“Sometimes I meet girls after the show who want to talk to me because they’re writers or they want to be writers, and I think that’s nice,” said the Sarah Palin impersonator during an interview with Bust. “It’s nice to be a writer who’s not faceless, because it’s the secret dream of every writer to not just be a writer but also to be acknowledged for it. It’s like a fantasy come true.”
Where Is Bonnie Hunt Now?
These days, Hunt is more focused on her career as a writer, producer, and occasional director. But according to The X-Files alum, David Duchovny, there’s a reason we haven’t seen Hunt on TV or in movies lately. He said her humor is just “cleaner” for these modern times. “Bonnie is a unique comic voice,” he told Consequence of Sound. “Bonnie’s the one for me. Not only is she a great actress, she’s a terrific director.”
“I think what happened partly with Bonnie is that her sensibility is a little more old-fashioned and a little cleaner,” he explained. “A few years after that is when you have cable and Judd Apatow transforming comedy into a rougher, more sexually oriented arena. Bonnie works really clean and works from a different time.” But given her track record of just doing her own thing, Hunt doesn’t seem bothered about that at all.

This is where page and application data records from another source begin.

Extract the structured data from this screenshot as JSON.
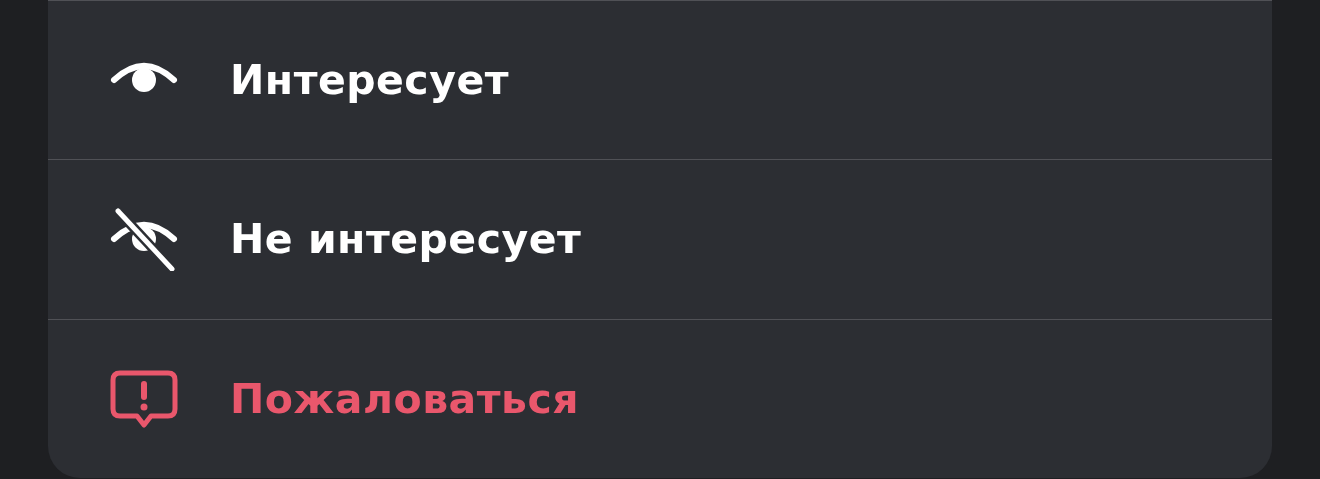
{
  "menu": {
    "items": [
      {
        "label": "Интересует",
        "kind": "normal"
      },
      {
        "label": "Не интересует",
        "kind": "normal"
      },
      {
        "label": "Пожаловаться",
        "kind": "destructive"
      }
    ]
  }
}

When asked what got her into writing after working as an actress, she told Emmys‘ Ammy Amatangelo: “I love the challenge of putting storytelling on the page. Can I make it smart, charming, funny and loving? If I can do all that — and everyone can watch it together — ahh, that’s the best […] It’s always personal, and it’s therapeutic. Writing is my therapy.”